Disruption of thermally-stable nanoscale grain structures by strain localization
- Author(s): Khalajhedayati, A
- Rupert, TJ
- et al.
Published Web Locationhttps://doi.org/10.1038/srep10663
Nanocrystalline metals with average grain sizes of only a few nanometers have recently been observed to fail through the formation of shear bands. Here, we investigate this phenomenon in nanocrystalline Ni which has had its grain structure stabilized by doping with W, with a specific focus on understanding how strain localization drives evolution of the nanoscale grain structure. Shear banding was initiated with both microcompression and nanoindentation experiments, followed by site-specific transmission electron microscopy to characterize the microstructure. Grain growth and texture formation were observed inside the shear bands, which had a wide variety of thicknesses. These evolved regions have well-defined edges, which rules out local temperature rise as a possible formation mechanism. No structural evolution was found in areas away from the shear bands, even in locations where significant plastic deformation had occurred, showing that plastic strain alone is not enough to cause evolution. Rather, intense strain localization is needed to induce mechanically-driven grain growth in a thermally-stable nanocrystalline alloy.

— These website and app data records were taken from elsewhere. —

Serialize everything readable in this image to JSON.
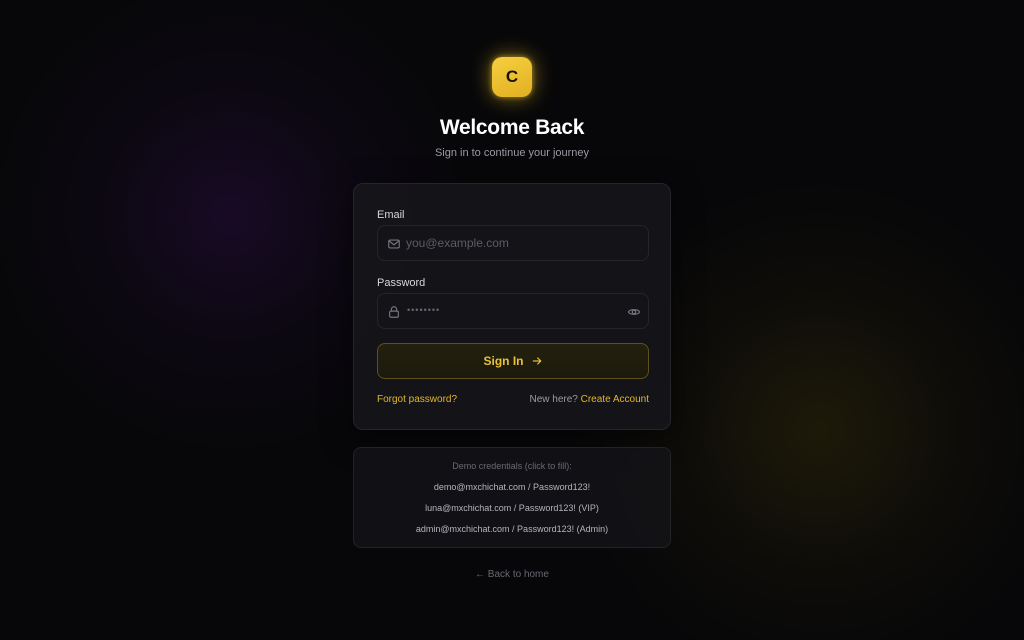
{
  "brand": {
    "logo_letter": "C",
    "accent": "#e8c23a"
  },
  "header": {
    "title": "Welcome Back",
    "subtitle": "Sign in to continue your journey"
  },
  "form": {
    "email_label": "Email",
    "email_placeholder": "you@example.com",
    "email_value": "",
    "password_label": "Password",
    "password_mask": "••••••••",
    "signin_label": "Sign In",
    "forgot_label": "Forgot password?",
    "new_here_text": "New here?",
    "create_account_label": "Create Account"
  },
  "demo": {
    "title": "Demo credentials (click to fill):",
    "credentials": [
      "demo@mxchichat.com / Password123!",
      "luna@mxchichat.com / Password123! (VIP)",
      "admin@mxchichat.com / Password123! (Admin)"
    ]
  },
  "footer": {
    "back_label": "← Back to home"
  },
  "icons": {
    "email_field": "mail-icon",
    "password_field": "lock-icon",
    "password_toggle": "eye-icon",
    "signin_button": "arrow-right-icon"
  }
}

Many UC-authored scholarly publications are freely available on this site because of the UC Academic Senate's Open Access Policy. Let us know how this access is important for you.